++++ Given data ++++

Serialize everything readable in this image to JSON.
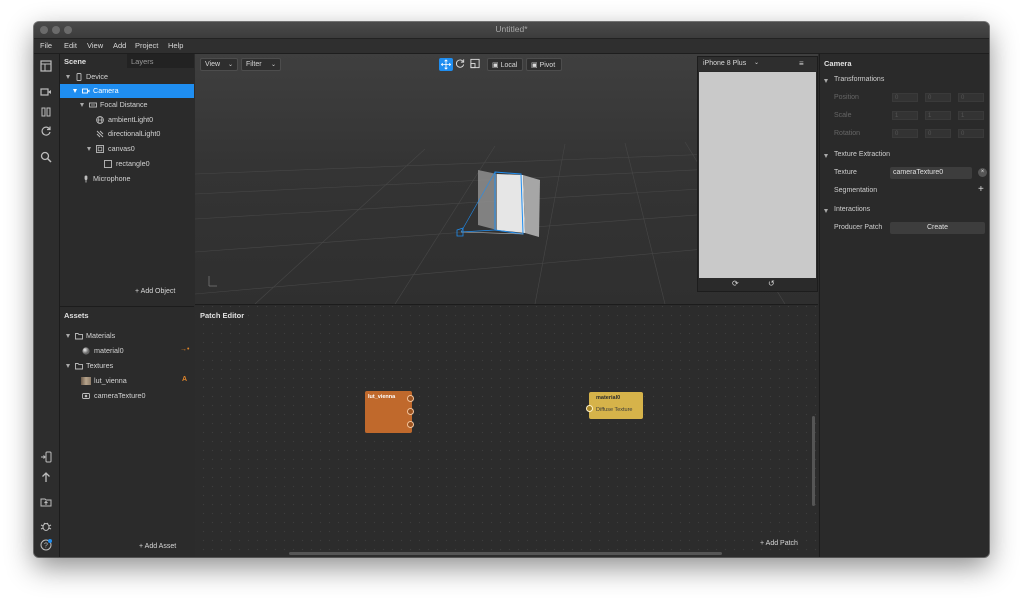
{
  "window": {
    "title": "Untitled*"
  },
  "menu": [
    "File",
    "Edit",
    "View",
    "Add",
    "Project",
    "Help"
  ],
  "scene_panel": {
    "tabs": [
      "Scene",
      "Layers"
    ],
    "tree": [
      {
        "label": "Device",
        "icon": "phone-icon"
      },
      {
        "label": "Camera",
        "icon": "camera-icon",
        "selected": true
      },
      {
        "label": "Focal Distance",
        "icon": "focal-distance-icon"
      },
      {
        "label": "ambientLight0",
        "icon": "globe-light-icon"
      },
      {
        "label": "directionalLight0",
        "icon": "directional-light-icon"
      },
      {
        "label": "canvas0",
        "icon": "canvas-icon"
      },
      {
        "label": "rectangle0",
        "icon": "rectangle-icon"
      },
      {
        "label": "Microphone",
        "icon": "microphone-icon"
      }
    ],
    "add_object": "+ Add Object"
  },
  "assets_panel": {
    "title": "Assets",
    "tree": [
      {
        "label": "Materials",
        "icon": "folder-icon"
      },
      {
        "label": "material0",
        "icon": "material-sphere-icon",
        "badge": "→•"
      },
      {
        "label": "Textures",
        "icon": "folder-icon"
      },
      {
        "label": "lut_vienna",
        "icon": "texture-thumbnail-icon",
        "badge": "A"
      },
      {
        "label": "cameraTexture0",
        "icon": "camera-texture-icon"
      }
    ],
    "add_asset": "+ Add Asset"
  },
  "viewport": {
    "view_label": "View",
    "filter_label": "Filter",
    "local_label": "Local",
    "pivot_label": "Pivot"
  },
  "simulator": {
    "device": "iPhone 8 Plus"
  },
  "patch_editor": {
    "title": "Patch Editor",
    "add_patch": "+ Add Patch",
    "nodes": [
      {
        "title": "lut_vienna",
        "color": "#c0692c"
      },
      {
        "title": "material0",
        "port": "Diffuse Texture",
        "color": "#d6b34a"
      }
    ]
  },
  "inspector": {
    "title": "Camera",
    "transformations": {
      "header": "Transformations",
      "rows": [
        {
          "label": "Position",
          "values": [
            "0",
            "0",
            "0"
          ]
        },
        {
          "label": "Scale",
          "values": [
            "1",
            "1",
            "1"
          ]
        },
        {
          "label": "Rotation",
          "values": [
            "0",
            "0",
            "0"
          ]
        }
      ]
    },
    "texture_extraction": {
      "header": "Texture Extraction",
      "texture_label": "Texture",
      "texture_value": "cameraTexture0",
      "segmentation_label": "Segmentation"
    },
    "interactions": {
      "header": "Interactions",
      "producer_patch_label": "Producer Patch",
      "create_label": "Create"
    }
  },
  "colors": {
    "accent": "#1f8ef1",
    "node_orange": "#c0692c",
    "node_yellow": "#d6b34a"
  }
}
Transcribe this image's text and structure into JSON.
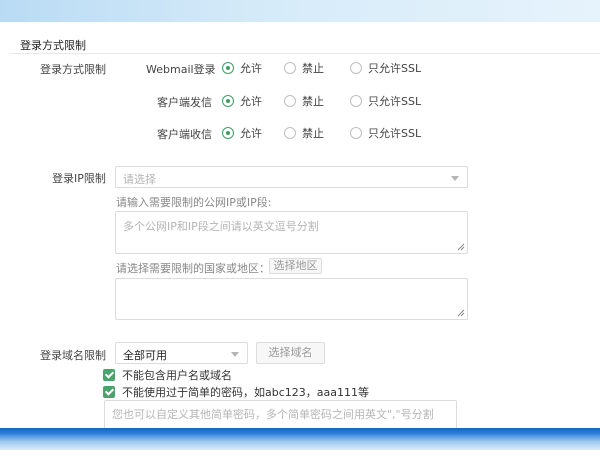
{
  "section": {
    "title": "登录方式限制"
  },
  "login_method": {
    "label": "登录方式限制",
    "rows": [
      {
        "name": "Webmail登录",
        "options": [
          "允许",
          "禁止",
          "只允许SSL"
        ],
        "selected": "允许"
      },
      {
        "name": "客户端发信",
        "options": [
          "允许",
          "禁止",
          "只允许SSL"
        ],
        "selected": "允许"
      },
      {
        "name": "客户端收信",
        "options": [
          "允许",
          "禁止",
          "只允许SSL"
        ],
        "selected": "允许"
      }
    ]
  },
  "ip_limit": {
    "label": "登录IP限制",
    "select_placeholder": "请选择",
    "ip_hint": "请输入需要限制的公网IP或IP段:",
    "ip_textarea_placeholder": "多个公网IP和IP段之间请以英文逗号分割",
    "region_hint": "请选择需要限制的国家或地区：",
    "region_button": "选择地区"
  },
  "domain_limit": {
    "label": "登录域名限制",
    "select_value": "全部可用",
    "select_button": "选择域名"
  },
  "password_rules": {
    "rule1": "不能包含用户名或域名",
    "rule2": "不能使用过于简单的密码，如abc123，aaa111等",
    "custom_placeholder": "您也可以自定义其他简单密码，多个简单密码之间用英文\",\"号分割"
  },
  "colors": {
    "accent": "#3e9e64",
    "checkbox": "#4aa36d",
    "band_blue": "#1565c0"
  }
}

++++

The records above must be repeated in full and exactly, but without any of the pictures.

Serialize everything readable in this image to JSON.
{
  "window": {
    "title": "Untitled*"
  },
  "menu": [
    "File",
    "Edit",
    "View",
    "Add",
    "Project",
    "Help"
  ],
  "scene_panel": {
    "tabs": [
      "Scene",
      "Layers"
    ],
    "tree": [
      {
        "label": "Device",
        "icon": "phone-icon"
      },
      {
        "label": "Camera",
        "icon": "camera-icon",
        "selected": true
      },
      {
        "label": "Focal Distance",
        "icon": "focal-distance-icon"
      },
      {
        "label": "ambientLight0",
        "icon": "globe-light-icon"
      },
      {
        "label": "directionalLight0",
        "icon": "directional-light-icon"
      },
      {
        "label": "canvas0",
        "icon": "canvas-icon"
      },
      {
        "label": "rectangle0",
        "icon": "rectangle-icon"
      },
      {
        "label": "Microphone",
        "icon": "microphone-icon"
      }
    ],
    "add_object": "+ Add Object"
  },
  "assets_panel": {
    "title": "Assets",
    "tree": [
      {
        "label": "Materials",
        "icon": "folder-icon"
      },
      {
        "label": "material0",
        "icon": "material-sphere-icon",
        "badge": "→•"
      },
      {
        "label": "Textures",
        "icon": "folder-icon"
      },
      {
        "label": "lut_vienna",
        "icon": "texture-thumbnail-icon",
        "badge": "A"
      },
      {
        "label": "cameraTexture0",
        "icon": "camera-texture-icon"
      }
    ],
    "add_asset": "+ Add Asset"
  },
  "viewport": {
    "view_label": "View",
    "filter_label": "Filter",
    "local_label": "Local",
    "pivot_label": "Pivot"
  },
  "simulator": {
    "device": "iPhone 8 Plus"
  },
  "patch_editor": {
    "title": "Patch Editor",
    "add_patch": "+ Add Patch",
    "nodes": [
      {
        "title": "lut_vienna",
        "color": "#c0692c"
      },
      {
        "title": "material0",
        "port": "Diffuse Texture",
        "color": "#d6b34a"
      }
    ]
  },
  "inspector": {
    "title": "Camera",
    "transformations": {
      "header": "Transformations",
      "rows": [
        {
          "label": "Position",
          "values": [
            "0",
            "0",
            "0"
          ]
        },
        {
          "label": "Scale",
          "values": [
            "1",
            "1",
            "1"
          ]
        },
        {
          "label": "Rotation",
          "values": [
            "0",
            "0",
            "0"
          ]
        }
      ]
    },
    "texture_extraction": {
      "header": "Texture Extraction",
      "texture_label": "Texture",
      "texture_value": "cameraTexture0",
      "segmentation_label": "Segmentation"
    },
    "interactions": {
      "header": "Interactions",
      "producer_patch_label": "Producer Patch",
      "create_label": "Create"
    }
  },
  "colors": {
    "accent": "#1f8ef1",
    "node_orange": "#c0692c",
    "node_yellow": "#d6b34a"
  }
}
Transcribe this image's text and structure into JSON.
{
  "section": {
    "title": "登录方式限制"
  },
  "login_method": {
    "label": "登录方式限制",
    "rows": [
      {
        "name": "Webmail登录",
        "options": [
          "允许",
          "禁止",
          "只允许SSL"
        ],
        "selected": "允许"
      },
      {
        "name": "客户端发信",
        "options": [
          "允许",
          "禁止",
          "只允许SSL"
        ],
        "selected": "允许"
      },
      {
        "name": "客户端收信",
        "options": [
          "允许",
          "禁止",
          "只允许SSL"
        ],
        "selected": "允许"
      }
    ]
  },
  "ip_limit": {
    "label": "登录IP限制",
    "select_placeholder": "请选择",
    "ip_hint": "请输入需要限制的公网IP或IP段:",
    "ip_textarea_placeholder": "多个公网IP和IP段之间请以英文逗号分割",
    "region_hint": "请选择需要限制的国家或地区：",
    "region_button": "选择地区"
  },
  "domain_limit": {
    "label": "登录域名限制",
    "select_value": "全部可用",
    "select_button": "选择域名"
  },
  "password_rules": {
    "rule1": "不能包含用户名或域名",
    "rule2": "不能使用过于简单的密码，如abc123，aaa111等",
    "custom_placeholder": "您也可以自定义其他简单密码，多个简单密码之间用英文\",\"号分割"
  },
  "colors": {
    "accent": "#3e9e64",
    "checkbox": "#4aa36d",
    "band_blue": "#1565c0"
  }
}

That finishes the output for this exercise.